    While most approaches to animal ethics emphasize the equality of non-human and human animals, this paper recognizes the animal not as an equal, but as an absolute other. In order “to sketch” the argument for such a new approach, the essay relies on Jean-François Lyotard’s notion of the “differend” and makes explicit use of his analysis of the phrase-affect. The “differend” is typically used for understanding the oppression of individuals or groups who have lost the ability to defend themselves. With the phrase-affect Lyotard opposes the animal phônè (the signaling of the body) to human logos. He emphasizes that against our emphasis of logos, we have to recognize that meaning does not only reside in human language.

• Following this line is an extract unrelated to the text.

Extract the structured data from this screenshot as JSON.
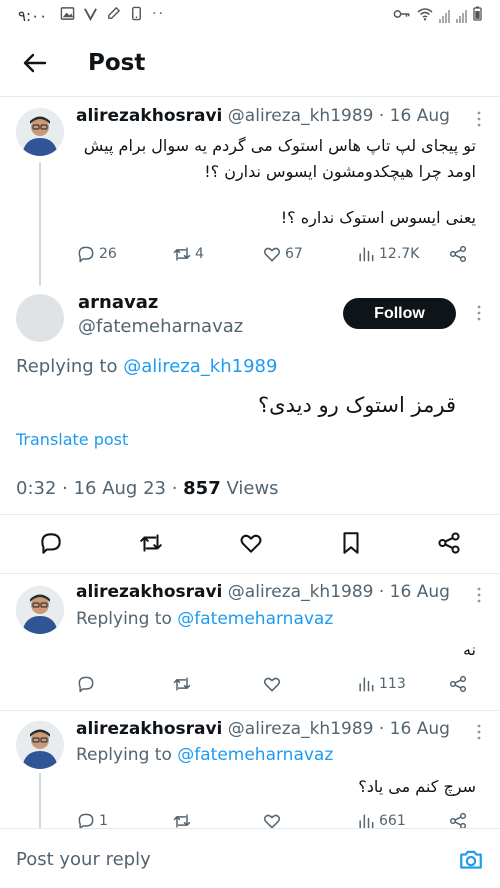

To deny meaning to phônè constitutes a “differend” — a situation in which an individual or group (in this case the non-human animal) is systematically denied rights and cannot phrase the injustice experienced. Through the phrase-affect this essay, thus, applies Lyotard’s analysis of the victim of a “differend” to the non-human animal. Although he never developed such an analysis, Lyotard does mention that the animal constitutes the “paradigm of a victim.” More broadly he argues that we need to cultivate sensitivity for otherness and for the “differend.” The essay argues that a human rights approach can be made precisely through such a strategy, in which we do not emphasize equality, but the absolute otherness as a basis for respect and ethics. The result of this approach is that we recognize the right of the animal to exist as an autonomous being.

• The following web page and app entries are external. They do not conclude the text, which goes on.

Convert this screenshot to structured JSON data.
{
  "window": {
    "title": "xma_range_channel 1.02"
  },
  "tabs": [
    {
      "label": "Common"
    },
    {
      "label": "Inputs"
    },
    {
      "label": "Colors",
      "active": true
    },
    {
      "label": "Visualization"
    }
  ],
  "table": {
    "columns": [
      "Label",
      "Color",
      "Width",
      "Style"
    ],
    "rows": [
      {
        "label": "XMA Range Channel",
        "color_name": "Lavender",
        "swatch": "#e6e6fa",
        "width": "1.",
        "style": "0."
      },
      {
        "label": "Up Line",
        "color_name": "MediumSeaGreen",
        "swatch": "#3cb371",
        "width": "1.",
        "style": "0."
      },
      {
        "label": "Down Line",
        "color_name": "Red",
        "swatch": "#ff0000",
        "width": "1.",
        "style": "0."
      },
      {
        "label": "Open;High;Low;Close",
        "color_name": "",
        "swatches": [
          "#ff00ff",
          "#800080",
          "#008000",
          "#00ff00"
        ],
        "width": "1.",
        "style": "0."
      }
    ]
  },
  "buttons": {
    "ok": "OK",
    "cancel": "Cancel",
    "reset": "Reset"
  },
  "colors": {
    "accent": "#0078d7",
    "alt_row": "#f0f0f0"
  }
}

  • 8.

    Koreanizing Marriage Migrant Women: A Critical Review of Damunhwa Gobuyeoljeon

    Shin, Yoo Jin | 2015, 8(3) | pp.169~193 | number of Cited : 0
    Abstract PDF
    During the first decade of the 21st century, the increase of interethnic marriages between Korean men and Southeast Asian women was a sensational phenomenon in Korea, where there was a strong sentiment of ethnic nationalism. Instantly, these so-called “multicultural families” — damunhwa gajok in Korean — have represented the multiculturalism of Korea, and they received nationwide attention. Recently, the pre-existing images of marriage migrant women have changed into more complex images on television. The documentary series on Korea’s Education Broadcasting System (EBS), titled Damunhwa Gobuyeoljeon, illustrate those shifting images. The paper critically examines this television documentary series following the principal concepts of discursive psychology. As a result, the program’s demographic features show that the program has reinforced the representation of multicultural families in terms of gender, class, and ethnicity. Shifting representations of marriage migrant women in each episode reflect the ways in which the show creates, negotiates, and represents an idealistic standard of the foreign daughter-in-law. The paper argues that hyo (filial piety) ideology has predominantly influenced the ways that the program interprets participants’ characteristics and behaviors throughout the episodes.